Back in the old days, demos were demos. Based on the quality of low-cost equipment 20 years ago, the typical 4-track demo really sounded “demo.” These days, just about anyone with some cash to spare has access to gear that is capable of doing major label — quality work. To be sure, achieving this still takes talent, creativity and some actual knowledge of audio basics, such as signal flow and gain structure, but it is possible.
However, with the availability of huge numbers of tracks and virtual instruments comes the danger of overproduction, particularly with artist/engineer/producer projects. Certainly, there is the argument that “nobody knows my music better than me,” but there is no substitute for an experienced producer who can take an unbiased listen to a tune and tell the artist that the 96-bar solo meanders or is perhaps a tad too long.

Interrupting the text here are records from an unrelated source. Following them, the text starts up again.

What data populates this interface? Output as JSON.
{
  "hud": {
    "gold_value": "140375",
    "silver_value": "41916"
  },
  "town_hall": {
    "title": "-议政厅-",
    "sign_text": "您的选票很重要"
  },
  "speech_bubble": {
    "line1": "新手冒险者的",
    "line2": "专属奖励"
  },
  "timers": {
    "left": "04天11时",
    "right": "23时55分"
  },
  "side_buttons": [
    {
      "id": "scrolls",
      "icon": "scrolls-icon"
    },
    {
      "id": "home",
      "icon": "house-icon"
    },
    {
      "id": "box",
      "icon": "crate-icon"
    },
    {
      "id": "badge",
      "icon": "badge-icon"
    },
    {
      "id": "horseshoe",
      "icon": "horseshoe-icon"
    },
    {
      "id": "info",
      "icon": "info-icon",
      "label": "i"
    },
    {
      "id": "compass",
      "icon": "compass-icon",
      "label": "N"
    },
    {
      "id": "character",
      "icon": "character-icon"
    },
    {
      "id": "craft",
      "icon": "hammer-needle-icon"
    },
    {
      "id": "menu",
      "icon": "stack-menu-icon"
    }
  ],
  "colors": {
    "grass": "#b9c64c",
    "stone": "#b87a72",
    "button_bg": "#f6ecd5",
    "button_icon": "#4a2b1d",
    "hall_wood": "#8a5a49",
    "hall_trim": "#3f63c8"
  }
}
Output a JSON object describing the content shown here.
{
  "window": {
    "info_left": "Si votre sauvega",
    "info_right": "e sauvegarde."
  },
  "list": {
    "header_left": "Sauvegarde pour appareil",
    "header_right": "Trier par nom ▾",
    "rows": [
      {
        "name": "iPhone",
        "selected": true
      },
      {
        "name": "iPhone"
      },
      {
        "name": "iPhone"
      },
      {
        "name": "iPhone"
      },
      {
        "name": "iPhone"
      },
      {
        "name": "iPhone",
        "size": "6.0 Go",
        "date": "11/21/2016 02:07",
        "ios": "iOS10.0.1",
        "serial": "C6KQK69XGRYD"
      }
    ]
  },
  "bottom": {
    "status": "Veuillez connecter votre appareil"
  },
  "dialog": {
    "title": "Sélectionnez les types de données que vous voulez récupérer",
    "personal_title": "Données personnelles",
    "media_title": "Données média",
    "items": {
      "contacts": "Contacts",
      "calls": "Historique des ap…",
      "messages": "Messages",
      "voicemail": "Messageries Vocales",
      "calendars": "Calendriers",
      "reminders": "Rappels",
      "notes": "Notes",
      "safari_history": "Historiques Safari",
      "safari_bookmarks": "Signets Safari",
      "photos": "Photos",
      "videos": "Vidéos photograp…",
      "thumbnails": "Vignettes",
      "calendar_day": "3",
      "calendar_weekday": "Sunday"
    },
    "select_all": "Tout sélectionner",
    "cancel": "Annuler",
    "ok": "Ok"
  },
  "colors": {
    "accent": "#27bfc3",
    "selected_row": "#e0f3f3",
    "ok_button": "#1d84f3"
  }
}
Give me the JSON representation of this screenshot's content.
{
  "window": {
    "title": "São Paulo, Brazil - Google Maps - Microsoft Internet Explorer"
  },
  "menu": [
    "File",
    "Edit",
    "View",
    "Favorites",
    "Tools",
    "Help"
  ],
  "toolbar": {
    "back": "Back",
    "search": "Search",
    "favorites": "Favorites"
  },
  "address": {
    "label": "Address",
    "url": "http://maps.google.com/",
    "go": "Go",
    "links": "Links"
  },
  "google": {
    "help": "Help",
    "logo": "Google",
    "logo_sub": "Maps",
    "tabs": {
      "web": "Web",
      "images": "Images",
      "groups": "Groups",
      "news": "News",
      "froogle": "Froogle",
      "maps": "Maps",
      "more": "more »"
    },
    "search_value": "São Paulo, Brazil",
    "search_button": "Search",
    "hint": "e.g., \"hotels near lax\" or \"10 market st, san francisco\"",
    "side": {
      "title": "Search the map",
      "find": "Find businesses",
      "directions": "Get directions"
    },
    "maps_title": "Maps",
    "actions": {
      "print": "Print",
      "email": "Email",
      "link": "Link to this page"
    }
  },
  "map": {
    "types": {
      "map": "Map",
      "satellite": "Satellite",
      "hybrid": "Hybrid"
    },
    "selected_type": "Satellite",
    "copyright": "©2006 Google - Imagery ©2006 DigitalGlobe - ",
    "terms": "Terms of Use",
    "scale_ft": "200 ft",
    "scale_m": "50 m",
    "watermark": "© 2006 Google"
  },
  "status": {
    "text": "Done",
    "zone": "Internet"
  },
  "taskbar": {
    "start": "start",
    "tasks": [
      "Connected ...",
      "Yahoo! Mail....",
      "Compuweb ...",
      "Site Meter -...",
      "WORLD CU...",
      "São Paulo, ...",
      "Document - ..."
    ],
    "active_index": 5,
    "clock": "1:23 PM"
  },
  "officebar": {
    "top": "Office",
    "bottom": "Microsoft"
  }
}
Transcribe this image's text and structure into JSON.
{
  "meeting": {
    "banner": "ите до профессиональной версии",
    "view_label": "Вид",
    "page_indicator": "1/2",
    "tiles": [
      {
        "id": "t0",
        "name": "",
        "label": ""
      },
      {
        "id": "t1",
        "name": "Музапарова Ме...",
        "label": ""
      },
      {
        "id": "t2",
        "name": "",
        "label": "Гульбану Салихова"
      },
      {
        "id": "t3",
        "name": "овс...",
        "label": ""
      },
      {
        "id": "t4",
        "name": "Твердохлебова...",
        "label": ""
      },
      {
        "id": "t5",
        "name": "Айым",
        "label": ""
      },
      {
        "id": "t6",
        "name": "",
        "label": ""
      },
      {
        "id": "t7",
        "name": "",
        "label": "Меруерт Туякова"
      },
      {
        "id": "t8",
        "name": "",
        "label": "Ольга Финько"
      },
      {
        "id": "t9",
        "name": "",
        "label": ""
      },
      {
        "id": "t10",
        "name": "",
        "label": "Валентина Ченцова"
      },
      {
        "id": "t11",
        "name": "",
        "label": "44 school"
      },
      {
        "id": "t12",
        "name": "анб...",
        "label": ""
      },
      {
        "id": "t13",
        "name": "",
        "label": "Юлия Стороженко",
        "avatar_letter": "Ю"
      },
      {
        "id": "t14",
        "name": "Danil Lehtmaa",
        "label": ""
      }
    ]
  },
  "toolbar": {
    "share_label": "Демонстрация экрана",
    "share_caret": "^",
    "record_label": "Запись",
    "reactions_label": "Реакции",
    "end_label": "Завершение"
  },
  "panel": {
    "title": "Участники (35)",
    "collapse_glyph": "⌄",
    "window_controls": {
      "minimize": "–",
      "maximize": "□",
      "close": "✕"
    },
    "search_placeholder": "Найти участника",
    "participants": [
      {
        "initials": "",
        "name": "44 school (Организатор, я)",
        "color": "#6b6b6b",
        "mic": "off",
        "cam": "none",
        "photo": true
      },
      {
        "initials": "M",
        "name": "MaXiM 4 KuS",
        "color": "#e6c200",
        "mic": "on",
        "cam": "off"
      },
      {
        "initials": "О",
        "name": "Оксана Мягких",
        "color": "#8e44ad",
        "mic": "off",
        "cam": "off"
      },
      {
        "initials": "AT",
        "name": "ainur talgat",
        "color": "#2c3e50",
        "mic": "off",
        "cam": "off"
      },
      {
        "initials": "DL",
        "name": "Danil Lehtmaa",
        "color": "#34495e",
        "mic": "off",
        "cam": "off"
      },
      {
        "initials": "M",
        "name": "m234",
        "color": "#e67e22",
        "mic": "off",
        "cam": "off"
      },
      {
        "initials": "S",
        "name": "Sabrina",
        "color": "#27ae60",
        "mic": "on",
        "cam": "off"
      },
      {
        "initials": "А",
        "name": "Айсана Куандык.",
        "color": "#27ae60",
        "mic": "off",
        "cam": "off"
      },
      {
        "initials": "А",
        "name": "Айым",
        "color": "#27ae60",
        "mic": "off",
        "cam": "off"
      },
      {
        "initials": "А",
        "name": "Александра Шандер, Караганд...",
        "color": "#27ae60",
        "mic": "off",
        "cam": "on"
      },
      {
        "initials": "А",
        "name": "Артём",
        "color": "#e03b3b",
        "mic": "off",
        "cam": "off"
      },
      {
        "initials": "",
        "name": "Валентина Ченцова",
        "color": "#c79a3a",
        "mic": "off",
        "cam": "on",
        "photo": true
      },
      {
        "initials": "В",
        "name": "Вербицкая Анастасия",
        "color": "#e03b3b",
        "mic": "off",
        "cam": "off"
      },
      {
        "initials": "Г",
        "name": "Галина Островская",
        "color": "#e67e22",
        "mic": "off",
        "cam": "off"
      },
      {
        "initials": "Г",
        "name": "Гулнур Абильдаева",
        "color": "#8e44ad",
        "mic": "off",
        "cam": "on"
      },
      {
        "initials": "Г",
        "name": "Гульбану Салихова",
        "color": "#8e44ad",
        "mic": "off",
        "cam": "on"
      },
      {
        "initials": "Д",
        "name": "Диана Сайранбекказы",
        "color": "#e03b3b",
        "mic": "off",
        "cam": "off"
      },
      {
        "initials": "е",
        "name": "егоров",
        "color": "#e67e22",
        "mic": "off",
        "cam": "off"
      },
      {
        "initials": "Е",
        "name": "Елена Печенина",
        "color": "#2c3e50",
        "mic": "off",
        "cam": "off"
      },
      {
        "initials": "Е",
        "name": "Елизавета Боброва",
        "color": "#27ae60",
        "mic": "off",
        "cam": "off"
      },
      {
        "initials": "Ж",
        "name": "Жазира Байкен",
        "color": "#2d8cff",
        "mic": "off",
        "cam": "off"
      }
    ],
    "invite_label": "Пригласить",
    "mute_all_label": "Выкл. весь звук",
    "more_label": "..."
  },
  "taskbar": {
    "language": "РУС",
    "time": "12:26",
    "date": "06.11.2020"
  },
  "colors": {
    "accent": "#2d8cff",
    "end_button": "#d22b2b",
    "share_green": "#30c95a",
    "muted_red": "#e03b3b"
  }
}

The “wall of sound” technique is occasionally the right approach, but more often than not, recordings have a cleaner, more polished sound if each instrument is given some “space” in the mix. Too often, musical arranging is thought of as referring mostly to orchestral, big band or string ensembles, but arranging is equally important in any performance/recording project. Think about each track and how it fits into the musical spectrum.
One common fault in demos and/or rough mixes is too many midrange tones; i.e., a preponderance of instruments playing chords/pads at the same time can smother the vocals. This can also apply to percussion, where a light touch can be amazing and too much can be busy. And avoid the studio novice pitfall: an unwillingness to delete tracks that conflict with other elements because they took hours to create.
Today, even with every conceivable signal processing effect available, channel muting (either automated or manual) is still one of the most powerful tools available to the engineer. Besides cleaning up tracks by silencing amp buzz when guitar parts aren't playing or turning off open mics when the toms aren't being struck, muting opens a world of possibilities. Recording a doubled vocal part will fatten up a voice track, but can sometimes sound too smooth, taking away from the power of a vocal. However, this might just work on the song's chorus, and a quick tap on a Mute button will tell all.
Whether on a demo or big-time recording, a little pre-production is a must, although some spontaneous experimentation with different parts/sounds/techniques during the process can really pay off. If something works, fine, but keep that Mute button handy. When mixing, sometimes less is more.